─── Record excerpts ───
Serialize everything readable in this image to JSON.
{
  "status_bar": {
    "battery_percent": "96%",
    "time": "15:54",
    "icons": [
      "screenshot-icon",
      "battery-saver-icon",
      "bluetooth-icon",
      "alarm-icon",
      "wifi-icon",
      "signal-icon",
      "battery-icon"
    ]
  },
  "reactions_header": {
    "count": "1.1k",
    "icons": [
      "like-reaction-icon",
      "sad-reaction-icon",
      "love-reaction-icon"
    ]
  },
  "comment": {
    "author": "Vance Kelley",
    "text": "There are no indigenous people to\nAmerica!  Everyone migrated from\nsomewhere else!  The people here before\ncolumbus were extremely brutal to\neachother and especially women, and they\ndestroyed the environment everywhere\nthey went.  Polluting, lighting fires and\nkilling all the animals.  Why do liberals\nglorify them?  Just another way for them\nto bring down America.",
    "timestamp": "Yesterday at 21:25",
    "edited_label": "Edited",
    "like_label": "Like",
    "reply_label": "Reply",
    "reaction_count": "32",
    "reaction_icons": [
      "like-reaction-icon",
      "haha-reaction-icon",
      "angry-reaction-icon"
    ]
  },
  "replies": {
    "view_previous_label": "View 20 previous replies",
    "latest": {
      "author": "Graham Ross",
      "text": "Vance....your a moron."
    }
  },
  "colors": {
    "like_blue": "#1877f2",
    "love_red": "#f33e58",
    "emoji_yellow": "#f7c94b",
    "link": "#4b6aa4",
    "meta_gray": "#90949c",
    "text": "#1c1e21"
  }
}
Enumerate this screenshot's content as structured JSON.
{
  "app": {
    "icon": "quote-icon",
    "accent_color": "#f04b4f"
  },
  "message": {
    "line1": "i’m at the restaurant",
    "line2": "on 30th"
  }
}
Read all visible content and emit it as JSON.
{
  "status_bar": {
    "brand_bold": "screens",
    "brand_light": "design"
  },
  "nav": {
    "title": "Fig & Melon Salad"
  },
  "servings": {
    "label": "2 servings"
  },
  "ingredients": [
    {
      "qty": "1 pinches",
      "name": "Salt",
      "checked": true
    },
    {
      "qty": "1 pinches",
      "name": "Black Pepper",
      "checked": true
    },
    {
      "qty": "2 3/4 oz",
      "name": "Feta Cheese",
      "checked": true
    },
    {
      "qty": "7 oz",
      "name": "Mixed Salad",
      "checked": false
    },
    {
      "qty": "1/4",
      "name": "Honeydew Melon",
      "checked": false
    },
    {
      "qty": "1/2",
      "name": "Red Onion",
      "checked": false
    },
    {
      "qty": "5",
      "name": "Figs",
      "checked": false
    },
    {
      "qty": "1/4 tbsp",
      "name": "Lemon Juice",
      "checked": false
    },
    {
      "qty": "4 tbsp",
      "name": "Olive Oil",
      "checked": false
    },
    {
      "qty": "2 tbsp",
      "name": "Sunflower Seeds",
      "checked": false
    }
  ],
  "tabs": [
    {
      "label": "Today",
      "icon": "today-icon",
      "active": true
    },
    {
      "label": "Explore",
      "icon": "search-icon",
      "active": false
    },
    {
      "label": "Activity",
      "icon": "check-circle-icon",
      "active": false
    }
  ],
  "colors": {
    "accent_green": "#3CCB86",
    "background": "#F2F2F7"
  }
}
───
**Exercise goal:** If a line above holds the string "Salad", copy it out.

**Exercise response:**
    "title": "Fig & Melon Salad"
      "name": "Mixed Salad",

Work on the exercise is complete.